It is random in that the next measured value cannot be predicted exactly from previous such values. (If a prediction were possible, allowance for the effect could be made.) In general, http://www.physics.umd.edu/courses/Phys276/Hill/Information/Notes/ErrorAnalysis.html It may be too expensive or we may be too ignorant of these factors to control them each time we measure. Types Of Measurement Error Screening Chapter 11. Measurement Error Bias This measure unfortunately turns out to depend more on the prevalence of the condition than on the repeatability of the method.
The standard error of the estimate m is s/sqrt(n), where n is the number of measurements. Merriam-webster.com. Measurement error and bias Chapter 5. Fourth, you can use statistical procedures to adjust for measurement error. Measurement Error Econometrics

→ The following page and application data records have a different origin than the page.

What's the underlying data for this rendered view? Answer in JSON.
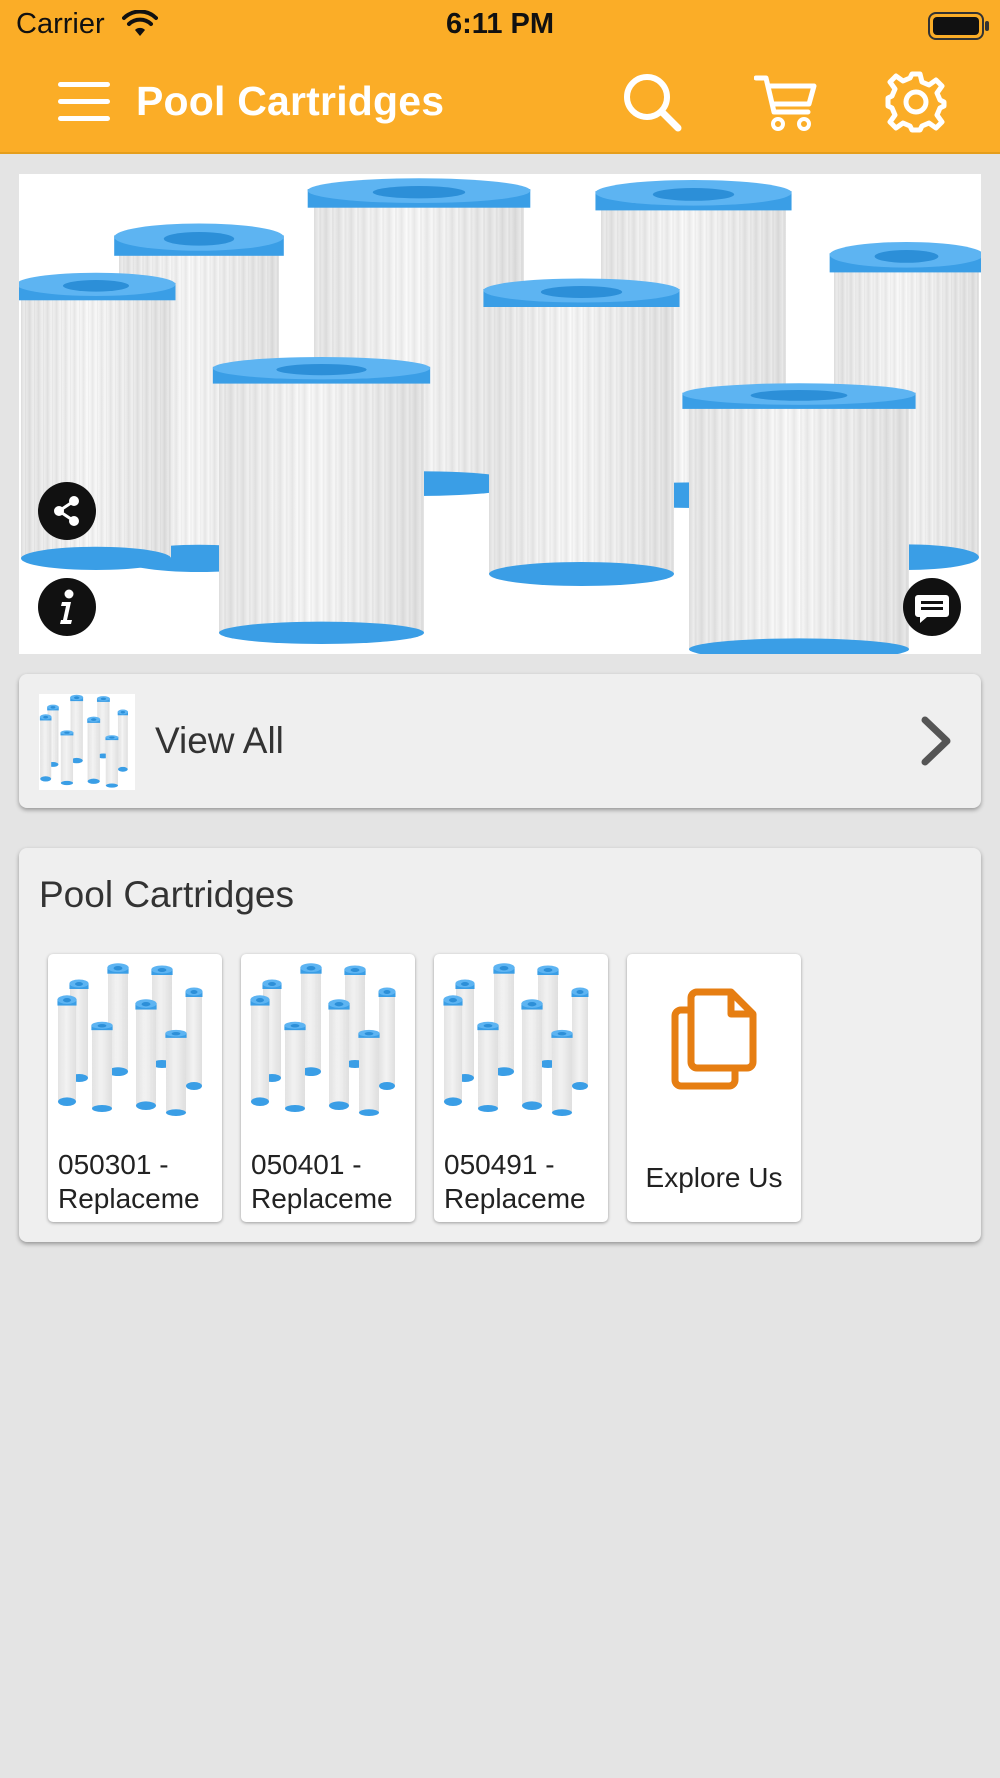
{
  "status_bar": {
    "carrier": "Carrier",
    "time": "6:11 PM"
  },
  "header": {
    "title": "Pool Cartridges",
    "color": "#fbad27"
  },
  "icons": {
    "menu": "hamburger-menu-icon",
    "search": "search-icon",
    "cart": "cart-icon",
    "settings": "gear-icon",
    "share": "share-icon",
    "info": "info-icon",
    "chat": "chat-icon",
    "chevron": "chevron-right-icon",
    "explore": "copy-documents-icon"
  },
  "view_all": {
    "label": "View All"
  },
  "section": {
    "title": "Pool Cartridges",
    "items": [
      {
        "line1": "050301 -",
        "line2": "Replaceme"
      },
      {
        "line1": "050401 -",
        "line2": "Replaceme"
      },
      {
        "line1": "050491 -",
        "line2": "Replaceme"
      }
    ],
    "explore_label": "Explore Us"
  },
  "colors": {
    "accent": "#fbad27",
    "filter_blue": "#3a9ee6",
    "explore_orange": "#e67e12"
  }
}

Measurement error and bias Chapter 4. Outbreaks of disease Chapter 12. If mood affects their performance on the measure, it may artificially inflate the observed scores for some children and artificially deflate them for others. Sign Up Close navigation Home Dictionary Subjects TOD Flashcards Citations Articles Sign Up Subjects TOD measurement error Definition + Create New Flashcard Popular Terms Difference between the actual value of a
Technometrics. Measurement Error Calculation It may often be reduced by very carefully standardized procedures. Examples of causes of random errors are: electronic noise in the circuit of an electrical instrument, irregular changes in the heat loss rate from a solar collector due to changes in

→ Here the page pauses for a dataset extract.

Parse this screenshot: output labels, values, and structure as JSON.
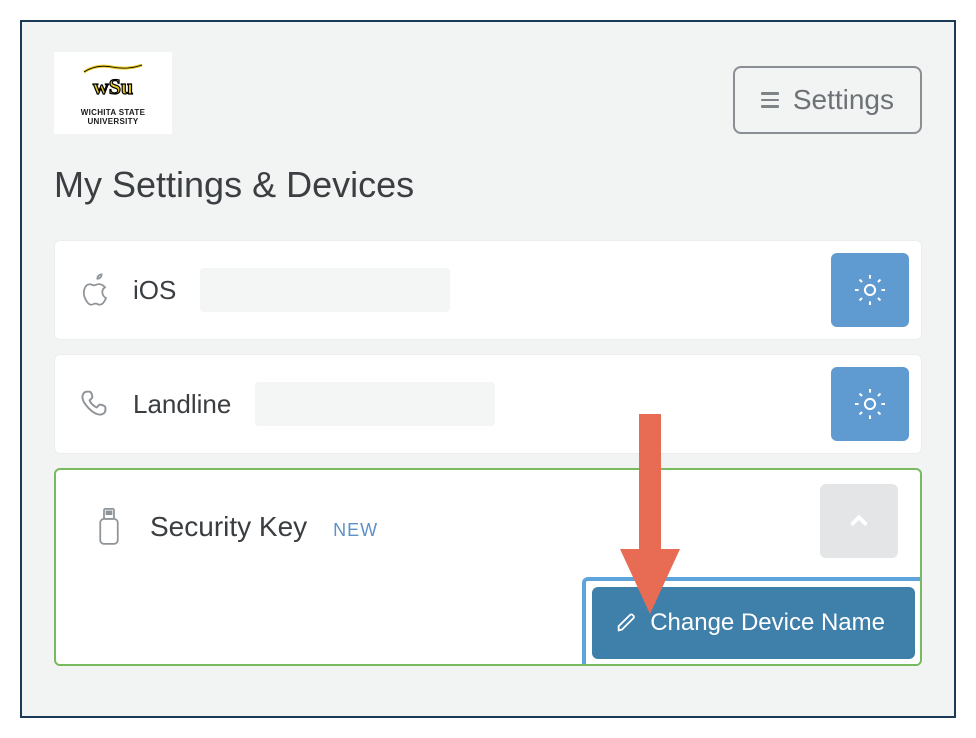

Common data-collection and -reporting standards can be developed to improve the reliability of data and allow for performance comparisons across schools and states.
Privacy, Disclaimers & Copyright COMPANY About Us Contact Us Advertise with Us Careers RESOURCES Articles Flashcards Citations All Topics FOLLOW US OUR APPS Random vs Systematic Error Random ErrorsRandom errors in proportional or a percentage) to the actual value of the measured quantity, or even to the value of a different quantity (the reading of a ruler can be affected by environmental Case-control and cross sectional studies Chapter 9. Measurement Errors Pdf The average should not be affected, which is good news if this is being quoted in results.

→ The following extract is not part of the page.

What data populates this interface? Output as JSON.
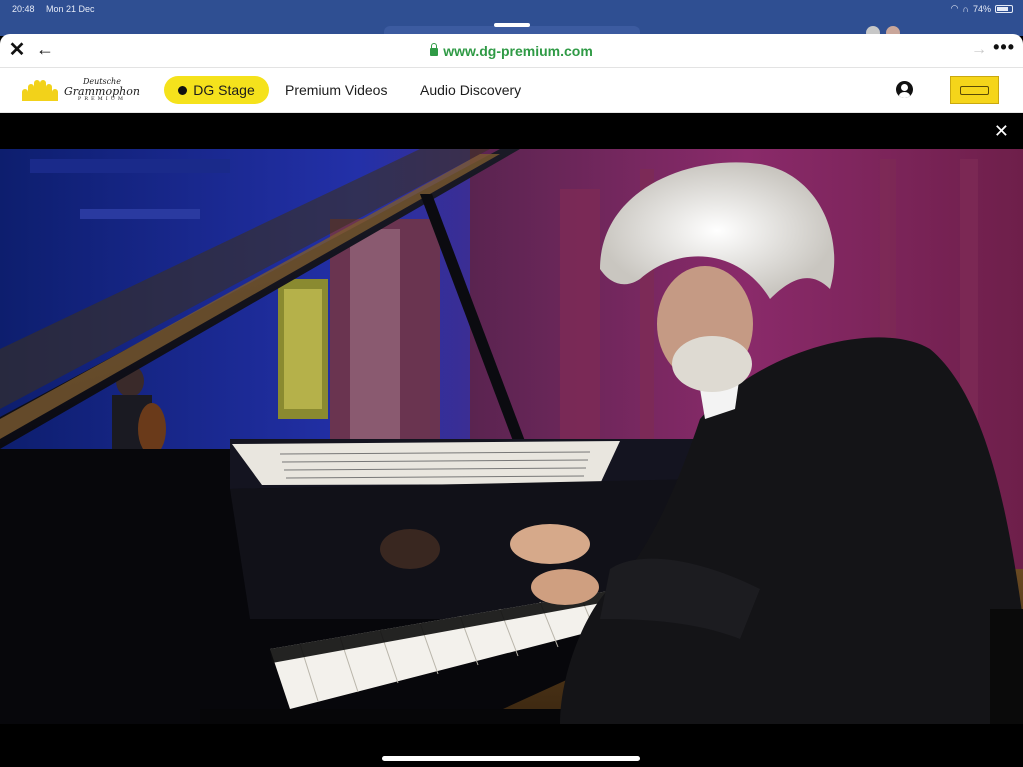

which is the absolute error? Three measurements of a single object might read something like 0.9111g, 0.9110g, and 0.9112g. Because of this, random error is sometimes considered noise. you didn't measure it wrong ...
Systematic errors in a linear instrument (full line). No ... These sources of non-sampling error are discussed in Salant and Dillman (1995) and Bland and Altman (1996). See also Errors and residuals in statistics Error Replication (statistics) Statistical theory Metrology Regression You're not signed up.
It is much easier to test repeatability when material can be transported and stored - for example, deep frozen plasma samples, histological sections, and all kinds of tracings and photographs. Especially if the different measures don't share the same systematic errors, you will be able to triangulate across the multiple measures and get a more accurate sense of what's going on. The temperature was measured as 38° C The temperature could be up to 1° either side of 38° (i.e. Random error Random error is that which causes random and uncontrollable effects in measured results across a sample, for example where rainy weather may depress some people.
Also, not all of the subjects selected for study will necessarily complete and return questionnaires, and non-responders may have different drinking habits from those who take the trouble to reply. The effect of random error is to cause additional spread in the measurement distribution, causing an increase in the standard deviation of the measurement. Test scores for young children are often considered to be especially susceptible to measurement error, given that young children tend to have shorter attention spans and they may not be able